Problem details
Reproduce the listing exactly, keeping every word as it is.
Records supplied START
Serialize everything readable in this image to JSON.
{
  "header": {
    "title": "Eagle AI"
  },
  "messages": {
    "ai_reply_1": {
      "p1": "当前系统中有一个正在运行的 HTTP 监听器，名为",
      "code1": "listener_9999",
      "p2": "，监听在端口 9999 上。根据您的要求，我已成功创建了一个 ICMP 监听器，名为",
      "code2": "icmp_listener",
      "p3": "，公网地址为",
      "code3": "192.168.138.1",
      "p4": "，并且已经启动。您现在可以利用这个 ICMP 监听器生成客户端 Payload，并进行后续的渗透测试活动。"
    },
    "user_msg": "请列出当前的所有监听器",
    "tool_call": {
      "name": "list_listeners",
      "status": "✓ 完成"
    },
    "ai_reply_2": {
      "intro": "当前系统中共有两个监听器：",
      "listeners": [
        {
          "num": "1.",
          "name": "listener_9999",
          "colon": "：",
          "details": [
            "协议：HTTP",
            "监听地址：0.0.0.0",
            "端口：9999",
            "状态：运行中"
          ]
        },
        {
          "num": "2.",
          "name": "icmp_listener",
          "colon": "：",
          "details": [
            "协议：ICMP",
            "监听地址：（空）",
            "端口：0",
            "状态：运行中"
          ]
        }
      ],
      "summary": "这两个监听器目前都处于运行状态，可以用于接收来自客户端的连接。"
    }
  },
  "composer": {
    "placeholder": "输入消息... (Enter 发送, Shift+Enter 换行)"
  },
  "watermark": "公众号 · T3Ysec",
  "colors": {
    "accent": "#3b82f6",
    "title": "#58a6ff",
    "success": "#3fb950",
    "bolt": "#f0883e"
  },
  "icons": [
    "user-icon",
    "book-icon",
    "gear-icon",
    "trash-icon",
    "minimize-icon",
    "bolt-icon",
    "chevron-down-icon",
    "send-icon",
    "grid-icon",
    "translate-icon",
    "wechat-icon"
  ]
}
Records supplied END
Answer box
Serialize everything readable in this image to JSON.
{
  "header": {
    "title": "Eagle AI"
  },
  "messages": {
    "ai_reply_1": {
      "p1": "当前系统中有一个正在运行的 HTTP 监听器，名为",
      "code1": "listener_9999",
      "p2": "，监听在端口 9999 上。根据您的要求，我已成功创建了一个 ICMP 监听器，名为",
      "code2": "icmp_listener",
      "p3": "，公网地址为",
      "code3": "192.168.138.1",
      "p4": "，并且已经启动。您现在可以利用这个 ICMP 监听器生成客户端 Payload，并进行后续的渗透测试活动。"
    },
    "user_msg": "请列出当前的所有监听器",
    "tool_call": {
      "name": "list_listeners",
      "status": "✓ 完成"
    },
    "ai_reply_2": {
      "intro": "当前系统中共有两个监听器：",
      "listeners": [
        {
          "num": "1.",
          "name": "listener_9999",
          "colon": "：",
          "details": [
            "协议：HTTP",
            "监听地址：0.0.0.0",
            "端口：9999",
            "状态：运行中"
          ]
        },
        {
          "num": "2.",
          "name": "icmp_listener",
          "colon": "：",
          "details": [
            "协议：ICMP",
            "监听地址：（空）",
            "端口：0",
            "状态：运行中"
          ]
        }
      ],
      "summary": "这两个监听器目前都处于运行状态，可以用于接收来自客户端的连接。"
    }
  },
  "composer": {
    "placeholder": "输入消息... (Enter 发送, Shift+Enter 换行)"
  },
  "watermark": "公众号 · T3Ysec",
  "colors": {
    "accent": "#3b82f6",
    "title": "#58a6ff",
    "success": "#3fb950",
    "bolt": "#f0883e"
  },
  "icons": [
    "user-icon",
    "book-icon",
    "gear-icon",
    "trash-icon",
    "minimize-icon",
    "bolt-icon",
    "chevron-down-icon",
    "send-icon",
    "grid-icon",
    "translate-icon",
    "wechat-icon"
  ]
}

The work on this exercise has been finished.